The husband and I play a lot of video games. A feature introduced to us with our XBox are achievements for meeting certain criteria within the games. My current obsession is Dragon Age: Origins, which comes on my gaming system with a set of achievements. Achievements are earned by fulfilling a set of conditions during game-play. They are pretty obviously designed to get someone to spend more hours playing the game than they already would have, by appealing to the collector-soul present in the populace. They also get completists to pay up for  extra content that they might not have gone for, if it weren’t for the empty slots that will show up on their list of achievements.

What’s all this leading up to? My status as a habitual blood-donar, actually.

Approximately every eight weeks, since the space of time between when I graduated high school and when I started college, my Dad and I meet for breakfast at Dot’s Diner and then go give up a pint each to Bonfils Blood Center. Bonfils gives out neat gold-colored pins for every gallon that you donate. Totally separate from the feeling of civic pride, of being useful to society, of knowing that the line between recovery and not may be my pint of O+, is the nice little adrenaline rush, the sense of collecting, when I get one of those pins.

According to calculations, I should be getting another one – 8 gallons – next time I give.

And knowing that, I realized that what I’m feeling is exactly the same as when I know that I’m about to complete the game-play conditions for another achievement – one of the ones I’ve had to work for. It’s a strange thing to realize that my brain is rewarding me for both experiences in the same way. That rush of having done something.

The psychology is self-feeding, at least for me.  Proving that I’m not the do-gooding, altruistic person that does things like give blood just for the betterment of her neighbors. No, I get that nice little adrenaline rush too, encouraging me to come back, to level up, just eight more pints and I get another pin.

And you know what? I’m not going to fight it – because the behavior does better my neighbors, even if that’s not the totality of the reason why I do it.

Colorado Voter Registration Deadline

While I have very definite opinions regarding the races, amendments (!!!) and other ballot issues this year, my primary concern is the voter turn-out. Americans are abysmal at turning out to vote without a sexy Presidential Election or Immovable Opinions to bring them in.  Personally, I vote a multi-party ticket, and I suspect that I am not alone.

I am invested in a highly-populated, informed voting public, and I know I appreciate having the Am I Registered? Where’s My Polling Place? and What’s On The Ballot? answers within easy reach. So I share that easy reach with you, Dear Reader.

Deadline to Register is October 4 (next Monday).
Election information, voter registration options (including registering online or checking your current registration status) are all available at the CO Secretary of State website:

The electronic copy of the 2010 Blue Book (information, including write-ups of the opposing viewpoints on all state-wide ballot measures, and not produced by any of the political parties), is available here: http://www.colorado.gov/cs/Satellite/CGA-LegislativeCouncil/CLC/1200536134742

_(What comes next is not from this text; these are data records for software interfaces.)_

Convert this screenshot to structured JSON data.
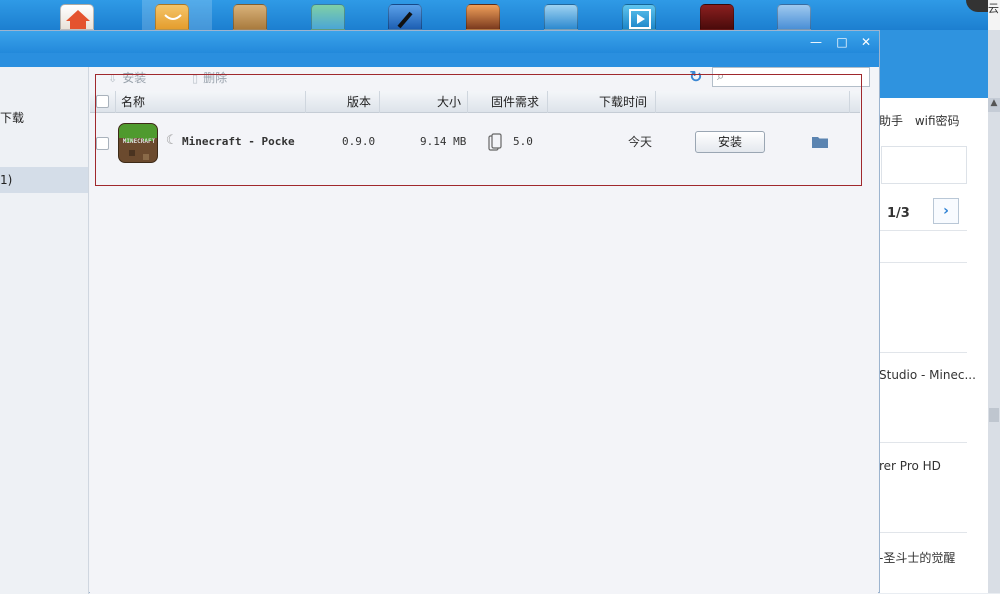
{
  "toolbar": {
    "icons": [
      "home-icon",
      "app-store-icon",
      "ebook-icon",
      "games-icon",
      "ringtone-icon",
      "wallpaper-icon",
      "flashlight-icon",
      "video-icon",
      "book-icon",
      "tools-icon"
    ]
  },
  "background_window": {
    "links": [
      "助手",
      "wifi密码"
    ],
    "pager": "1/3",
    "items": [
      "Studio - Minec...",
      "rer Pro HD",
      "-圣斗士的觉醒"
    ],
    "top_right_text": "云"
  },
  "downloads_window": {
    "sidebar": {
      "items": [
        {
          "label": "下载",
          "selected": false
        },
        {
          "label": "1)",
          "selected": true
        }
      ]
    },
    "actions": {
      "install_label": "安装",
      "delete_label": "删除"
    },
    "search": {
      "value": "",
      "placeholder": ""
    },
    "columns": {
      "name": "名称",
      "version": "版本",
      "size": "大小",
      "firmware": "固件需求",
      "download_time": "下载时间"
    },
    "rows": [
      {
        "name": "Minecraft - Pocke",
        "version": "0.9.0",
        "size": "9.14 MB",
        "firmware": "5.0",
        "time": "今天",
        "button_label": "安装",
        "icon_text": "MINECRAFT"
      }
    ]
  },
  "colors": {
    "toolbar_blue": "#2389db",
    "highlight_border": "#a0282d"
  }
}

An audio copy of the 2010 Blue Book is available here: http://www.cde.state.co.us/ctbl/resources/2010_Legislative_Blue_Book.htm

Crowd-sourced information on ballot measures is a beautiful thing to see this year:

We have awesome resources for voters, some of them even disconnected from Party Politics. Yet, it’s our duty to use them – a free country and a working Representative Democracy are not going to be just handed to us.